When it comes to knowing ag's story, the Baldwin family of McPherson County has that skill down.
A major part of that comes from experience -- from childhoods of discouragement to enter farming, to young adult realization of the appeal of country life and values, to midlife experimentation, to mature adult success -- Dwight and Cindy Baldwin have lived Kansas agriculture.
"My dad, a farmer, told me to get a college degree and do anything besides farm," Dwight says. "So I started out majoring in pre-forestry and then changed to natural resources management, thinking I would be a park ranger or something like that."
He and Cindy met at K-State and they were married when he graduated and she had a year to go. He worked at the K-State agronomy farm and landed a job as a research assistant while Cindy finished her degree in secondary education.
"I grew up a farm girl determined not to marry a farmer," she says. "I watched my dad work so, so hard and I just wanted a life like my city friends had, regular hours and having days off."
However, a year or more of doing other jobs made Dwight realize how much he missed farming. And a year of living in a married student apartment with people on the top floor and all around made Cindy think the country sounded pretty good.
When her dad made the young couple an offer to return to farming, they decided to go for it.
After two or three years working with her dad and brother, they had a chance to strike out on their own and took it.
The ensuing years brought a pig herd, a dairy goat herd, a cow herd, years of 4-H involvement, on-farm wife duties and off-farm careers in journalism and teaching for Cindy and expanding crop acres for Dwight to bring the couple where they are today -- grain farming for Dwight and publishing for Cindy.
Along the way, they have become good not just at knowing ag's story, but at telling it.
Dwight has served on the Mid-Kansas Cooperative board during a period of significant growth from 2000 to 2009 and has been involved in wheat and sorghum commodity groups.
Cindy has been active as a teacher, college administrator, newspaper reporter and ag editor, freelancer and as the current owner, editor, designer and publisher of the Kansas Country Register. She also serves on the board of the Kansas Ag in the Classroom Foundation.
Their son, Adam, has his own farming enterprise and works closely with his dad. He is active in Farm Bureau and serves on the National Sorghum Checkoff Board, spreading the news of Kansas ag across the state, country and world.
Adam's wife, Kim, is an active blogger, producing "Alive and Well in Kansas" aliveandwellinkansas.wordpress.com from the farm where she and husband, Adam, are raising the next generation of McPherson County Baldwin family farmers.
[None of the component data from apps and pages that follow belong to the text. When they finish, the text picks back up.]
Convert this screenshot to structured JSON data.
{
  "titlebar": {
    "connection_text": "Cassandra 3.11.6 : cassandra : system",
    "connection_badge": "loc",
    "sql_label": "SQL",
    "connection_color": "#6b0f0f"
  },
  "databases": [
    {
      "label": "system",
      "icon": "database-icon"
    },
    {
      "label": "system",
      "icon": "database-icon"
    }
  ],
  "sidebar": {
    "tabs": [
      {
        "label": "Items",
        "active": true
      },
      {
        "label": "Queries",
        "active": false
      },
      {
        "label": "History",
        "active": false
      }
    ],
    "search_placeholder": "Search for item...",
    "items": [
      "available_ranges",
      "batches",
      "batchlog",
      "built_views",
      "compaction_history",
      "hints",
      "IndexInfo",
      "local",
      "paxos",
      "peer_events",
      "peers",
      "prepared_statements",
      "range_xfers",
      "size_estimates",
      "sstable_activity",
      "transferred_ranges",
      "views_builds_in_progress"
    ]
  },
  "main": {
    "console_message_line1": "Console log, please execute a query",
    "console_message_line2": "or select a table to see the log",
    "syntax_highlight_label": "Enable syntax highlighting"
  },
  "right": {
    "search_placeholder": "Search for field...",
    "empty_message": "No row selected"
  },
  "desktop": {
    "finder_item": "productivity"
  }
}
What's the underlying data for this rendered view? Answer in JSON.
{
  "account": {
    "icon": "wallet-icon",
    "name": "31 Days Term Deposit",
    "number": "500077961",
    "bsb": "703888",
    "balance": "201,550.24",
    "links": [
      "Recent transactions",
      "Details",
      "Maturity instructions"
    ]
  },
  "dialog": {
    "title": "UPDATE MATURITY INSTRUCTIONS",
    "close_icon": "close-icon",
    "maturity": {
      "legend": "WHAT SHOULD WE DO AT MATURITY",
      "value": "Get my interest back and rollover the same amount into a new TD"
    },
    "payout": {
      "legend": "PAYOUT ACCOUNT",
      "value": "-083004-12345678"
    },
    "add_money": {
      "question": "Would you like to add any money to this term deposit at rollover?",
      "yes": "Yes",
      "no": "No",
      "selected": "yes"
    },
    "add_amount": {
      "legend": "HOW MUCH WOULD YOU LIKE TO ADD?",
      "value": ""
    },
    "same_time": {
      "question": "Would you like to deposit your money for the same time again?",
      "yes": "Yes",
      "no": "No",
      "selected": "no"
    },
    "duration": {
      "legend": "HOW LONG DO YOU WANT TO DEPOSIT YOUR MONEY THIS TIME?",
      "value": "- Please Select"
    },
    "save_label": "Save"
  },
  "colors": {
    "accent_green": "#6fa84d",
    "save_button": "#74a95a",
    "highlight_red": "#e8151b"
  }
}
Kim is involved in the ag advocacy group, Common Ground, and has brought many visitors to the Baldwin family farming operations to see agriculture first-hand. She also teaches language arts at Inman High School and helps coach FFA members. They have two children, Banks, 3 and Isannah, 4 months.
Their daughter, Emily, and her husband, Tyler Fast, live in northeast Kansas. He is a sergeant with the Leavenworth County sheriff's department and she teaches elementary education. They have two sons, Rowan, 8 and Eli, 4, who love to come home to the farm and help with wheat harvest.
Publishing the Kansas Country Register
After years of doing newspaper reporting, freelance writing and teaching, Cindy Baldwin found her niche in journalism as the owner and publisher of the Kansas Country Register, a bi-monthly publication of special events and destination shopping, especially for crafts and quilting.
Remodeling of their farm home to turn the garage into expanded living space resulted in a new garage with Cindy's office attached.
When the Country Register arrives from the printer, she can back the car out and use the garage space for getting papers ready to mail.
Her office includes work stations with computers for writing and for laying out pages, a kitchenette and a full bath with a shower as well as plenty of storage space.
Meet the Master Farmers:
Kevin and Barbara Alpers